**Provided information:**
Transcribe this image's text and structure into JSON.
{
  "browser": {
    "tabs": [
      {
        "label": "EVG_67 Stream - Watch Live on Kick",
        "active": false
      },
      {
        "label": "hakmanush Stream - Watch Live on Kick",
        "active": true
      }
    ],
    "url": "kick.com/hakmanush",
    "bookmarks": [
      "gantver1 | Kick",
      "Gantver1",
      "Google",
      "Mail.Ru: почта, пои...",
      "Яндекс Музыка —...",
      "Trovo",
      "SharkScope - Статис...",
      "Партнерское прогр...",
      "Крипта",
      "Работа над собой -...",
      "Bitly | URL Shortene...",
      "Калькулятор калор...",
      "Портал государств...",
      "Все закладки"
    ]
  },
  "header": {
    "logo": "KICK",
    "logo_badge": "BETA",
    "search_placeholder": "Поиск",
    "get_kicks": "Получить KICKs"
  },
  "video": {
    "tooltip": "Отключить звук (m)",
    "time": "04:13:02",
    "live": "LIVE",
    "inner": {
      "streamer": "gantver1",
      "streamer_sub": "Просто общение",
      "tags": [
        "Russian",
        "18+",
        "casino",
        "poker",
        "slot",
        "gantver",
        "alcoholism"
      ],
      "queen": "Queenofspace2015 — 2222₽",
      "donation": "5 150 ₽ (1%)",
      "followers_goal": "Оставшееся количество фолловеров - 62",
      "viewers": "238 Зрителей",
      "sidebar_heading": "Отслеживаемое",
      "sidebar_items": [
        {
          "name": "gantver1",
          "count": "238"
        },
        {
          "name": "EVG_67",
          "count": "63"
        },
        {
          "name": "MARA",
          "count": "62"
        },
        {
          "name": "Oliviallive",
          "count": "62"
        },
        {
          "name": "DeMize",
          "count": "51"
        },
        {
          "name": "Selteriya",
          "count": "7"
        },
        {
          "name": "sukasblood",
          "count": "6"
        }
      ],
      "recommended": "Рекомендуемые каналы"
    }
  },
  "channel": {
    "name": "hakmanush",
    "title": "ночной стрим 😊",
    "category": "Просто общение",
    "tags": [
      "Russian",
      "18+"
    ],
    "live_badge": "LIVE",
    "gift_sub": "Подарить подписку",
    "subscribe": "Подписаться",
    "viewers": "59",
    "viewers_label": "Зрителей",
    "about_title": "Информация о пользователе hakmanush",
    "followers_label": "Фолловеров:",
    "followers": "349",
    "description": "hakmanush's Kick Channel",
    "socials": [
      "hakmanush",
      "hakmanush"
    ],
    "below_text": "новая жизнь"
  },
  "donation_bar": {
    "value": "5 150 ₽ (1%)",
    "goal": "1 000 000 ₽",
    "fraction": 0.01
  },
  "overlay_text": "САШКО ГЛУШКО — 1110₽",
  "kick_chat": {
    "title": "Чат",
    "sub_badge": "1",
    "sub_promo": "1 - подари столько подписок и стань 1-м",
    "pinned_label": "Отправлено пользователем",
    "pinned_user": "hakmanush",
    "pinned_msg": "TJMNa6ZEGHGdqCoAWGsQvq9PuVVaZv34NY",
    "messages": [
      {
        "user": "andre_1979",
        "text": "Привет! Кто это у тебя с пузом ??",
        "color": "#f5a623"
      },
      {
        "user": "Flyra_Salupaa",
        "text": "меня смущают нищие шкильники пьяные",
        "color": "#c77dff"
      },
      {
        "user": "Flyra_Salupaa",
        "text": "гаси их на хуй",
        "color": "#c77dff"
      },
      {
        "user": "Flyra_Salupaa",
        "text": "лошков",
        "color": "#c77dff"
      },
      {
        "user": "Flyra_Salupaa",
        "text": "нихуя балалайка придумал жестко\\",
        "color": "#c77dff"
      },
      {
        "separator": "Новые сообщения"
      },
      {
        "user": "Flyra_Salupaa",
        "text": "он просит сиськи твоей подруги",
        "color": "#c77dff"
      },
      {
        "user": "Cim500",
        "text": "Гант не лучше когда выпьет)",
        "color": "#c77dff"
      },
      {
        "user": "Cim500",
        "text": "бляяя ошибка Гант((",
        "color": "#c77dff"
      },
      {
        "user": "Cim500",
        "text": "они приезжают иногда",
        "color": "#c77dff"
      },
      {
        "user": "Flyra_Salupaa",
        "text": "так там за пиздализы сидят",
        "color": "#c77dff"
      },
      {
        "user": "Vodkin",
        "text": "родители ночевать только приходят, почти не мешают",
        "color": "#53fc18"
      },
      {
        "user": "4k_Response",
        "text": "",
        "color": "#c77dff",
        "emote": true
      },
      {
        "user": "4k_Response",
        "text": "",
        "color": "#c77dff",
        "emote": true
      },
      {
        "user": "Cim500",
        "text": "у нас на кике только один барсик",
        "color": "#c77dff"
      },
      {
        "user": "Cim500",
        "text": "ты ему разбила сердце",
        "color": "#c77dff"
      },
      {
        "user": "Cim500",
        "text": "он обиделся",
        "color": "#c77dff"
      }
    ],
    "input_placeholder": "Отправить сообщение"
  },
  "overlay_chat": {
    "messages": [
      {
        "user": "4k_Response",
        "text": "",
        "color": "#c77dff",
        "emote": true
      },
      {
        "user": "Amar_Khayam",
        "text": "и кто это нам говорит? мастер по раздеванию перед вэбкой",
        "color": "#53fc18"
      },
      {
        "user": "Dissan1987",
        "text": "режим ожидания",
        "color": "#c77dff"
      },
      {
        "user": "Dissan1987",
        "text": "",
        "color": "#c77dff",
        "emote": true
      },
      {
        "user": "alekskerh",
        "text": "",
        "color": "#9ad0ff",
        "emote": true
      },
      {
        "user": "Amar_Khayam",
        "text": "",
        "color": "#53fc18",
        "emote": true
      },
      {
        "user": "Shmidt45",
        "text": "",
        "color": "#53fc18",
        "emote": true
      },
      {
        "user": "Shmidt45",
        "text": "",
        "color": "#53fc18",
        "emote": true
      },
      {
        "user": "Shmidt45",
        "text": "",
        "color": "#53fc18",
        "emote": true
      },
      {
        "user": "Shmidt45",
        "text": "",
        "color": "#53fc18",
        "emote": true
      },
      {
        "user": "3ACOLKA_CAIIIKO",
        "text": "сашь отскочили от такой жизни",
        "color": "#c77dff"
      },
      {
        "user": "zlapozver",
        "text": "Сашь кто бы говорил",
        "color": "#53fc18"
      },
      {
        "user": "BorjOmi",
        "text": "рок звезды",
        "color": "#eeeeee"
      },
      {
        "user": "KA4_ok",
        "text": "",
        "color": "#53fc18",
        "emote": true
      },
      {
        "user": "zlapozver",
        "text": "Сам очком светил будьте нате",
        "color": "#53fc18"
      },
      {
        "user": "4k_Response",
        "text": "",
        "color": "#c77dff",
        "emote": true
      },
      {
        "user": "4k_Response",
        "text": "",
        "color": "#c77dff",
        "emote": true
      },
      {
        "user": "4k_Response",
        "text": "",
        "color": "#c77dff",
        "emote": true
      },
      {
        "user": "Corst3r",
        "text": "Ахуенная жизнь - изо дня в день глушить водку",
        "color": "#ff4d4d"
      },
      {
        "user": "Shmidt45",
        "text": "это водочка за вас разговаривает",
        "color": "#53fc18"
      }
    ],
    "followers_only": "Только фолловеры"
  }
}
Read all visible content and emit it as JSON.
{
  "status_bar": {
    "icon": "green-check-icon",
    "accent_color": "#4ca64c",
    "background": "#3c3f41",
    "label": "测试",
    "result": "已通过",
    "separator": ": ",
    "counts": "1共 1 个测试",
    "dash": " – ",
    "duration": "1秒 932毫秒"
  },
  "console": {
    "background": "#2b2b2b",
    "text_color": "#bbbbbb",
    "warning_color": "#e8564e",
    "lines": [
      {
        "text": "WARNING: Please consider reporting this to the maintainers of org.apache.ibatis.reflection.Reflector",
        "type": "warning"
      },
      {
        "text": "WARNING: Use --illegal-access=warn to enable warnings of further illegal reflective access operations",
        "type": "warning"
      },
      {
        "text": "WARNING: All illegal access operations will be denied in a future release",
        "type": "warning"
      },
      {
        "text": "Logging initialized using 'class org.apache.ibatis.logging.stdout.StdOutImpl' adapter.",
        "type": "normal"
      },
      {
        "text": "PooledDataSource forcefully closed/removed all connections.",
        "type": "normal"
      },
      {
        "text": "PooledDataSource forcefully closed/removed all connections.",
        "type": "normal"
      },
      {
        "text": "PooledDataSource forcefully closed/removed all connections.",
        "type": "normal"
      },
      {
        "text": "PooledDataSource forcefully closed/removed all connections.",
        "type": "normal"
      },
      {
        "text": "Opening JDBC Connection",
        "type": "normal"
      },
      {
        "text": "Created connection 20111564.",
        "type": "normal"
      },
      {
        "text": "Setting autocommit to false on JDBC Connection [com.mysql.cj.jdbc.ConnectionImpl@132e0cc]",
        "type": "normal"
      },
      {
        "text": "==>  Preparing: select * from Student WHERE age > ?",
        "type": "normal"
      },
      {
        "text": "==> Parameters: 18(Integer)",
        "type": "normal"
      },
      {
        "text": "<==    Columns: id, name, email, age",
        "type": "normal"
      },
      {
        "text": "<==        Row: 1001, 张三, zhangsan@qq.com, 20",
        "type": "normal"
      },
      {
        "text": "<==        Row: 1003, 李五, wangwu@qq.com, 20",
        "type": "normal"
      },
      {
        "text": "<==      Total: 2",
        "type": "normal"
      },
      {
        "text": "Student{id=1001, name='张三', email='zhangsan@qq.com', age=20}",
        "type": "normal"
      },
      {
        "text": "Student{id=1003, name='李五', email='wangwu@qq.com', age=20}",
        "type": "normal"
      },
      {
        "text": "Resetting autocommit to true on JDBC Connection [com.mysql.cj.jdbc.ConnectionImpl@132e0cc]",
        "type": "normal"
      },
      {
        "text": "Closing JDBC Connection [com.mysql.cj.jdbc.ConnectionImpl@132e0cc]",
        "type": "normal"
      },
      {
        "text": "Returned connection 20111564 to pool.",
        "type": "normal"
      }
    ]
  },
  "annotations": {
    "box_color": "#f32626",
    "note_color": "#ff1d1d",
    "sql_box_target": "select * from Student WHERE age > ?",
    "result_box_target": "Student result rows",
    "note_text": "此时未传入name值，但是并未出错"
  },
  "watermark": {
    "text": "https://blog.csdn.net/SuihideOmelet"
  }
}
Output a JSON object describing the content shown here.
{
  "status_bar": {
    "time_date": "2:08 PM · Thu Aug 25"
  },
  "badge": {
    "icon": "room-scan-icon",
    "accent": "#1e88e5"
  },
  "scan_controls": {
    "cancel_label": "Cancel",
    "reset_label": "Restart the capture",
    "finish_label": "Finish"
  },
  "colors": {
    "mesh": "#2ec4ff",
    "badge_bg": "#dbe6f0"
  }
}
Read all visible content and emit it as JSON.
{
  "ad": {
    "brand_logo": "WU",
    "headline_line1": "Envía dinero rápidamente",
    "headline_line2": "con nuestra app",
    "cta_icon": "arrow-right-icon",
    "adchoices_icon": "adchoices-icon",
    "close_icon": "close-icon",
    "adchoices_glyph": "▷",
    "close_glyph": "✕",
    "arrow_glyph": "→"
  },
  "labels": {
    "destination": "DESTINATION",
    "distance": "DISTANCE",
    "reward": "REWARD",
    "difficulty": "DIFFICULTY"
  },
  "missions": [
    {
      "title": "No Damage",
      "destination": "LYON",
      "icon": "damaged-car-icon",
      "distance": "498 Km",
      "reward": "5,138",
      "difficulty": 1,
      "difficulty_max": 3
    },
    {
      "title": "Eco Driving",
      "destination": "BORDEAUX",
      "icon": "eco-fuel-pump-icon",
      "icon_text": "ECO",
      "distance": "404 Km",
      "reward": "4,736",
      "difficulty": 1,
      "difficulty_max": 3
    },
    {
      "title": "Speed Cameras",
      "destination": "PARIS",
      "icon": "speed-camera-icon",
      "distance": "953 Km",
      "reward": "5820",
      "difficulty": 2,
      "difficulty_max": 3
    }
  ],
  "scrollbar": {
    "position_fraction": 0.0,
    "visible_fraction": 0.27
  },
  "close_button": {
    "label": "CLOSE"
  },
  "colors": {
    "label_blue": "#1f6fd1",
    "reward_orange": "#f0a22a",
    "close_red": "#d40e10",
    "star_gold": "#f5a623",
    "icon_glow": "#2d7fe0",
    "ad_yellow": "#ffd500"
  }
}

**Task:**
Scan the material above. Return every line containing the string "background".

**Result:**
    "background": "#3c3f41",
    "background": "#2b2b2b",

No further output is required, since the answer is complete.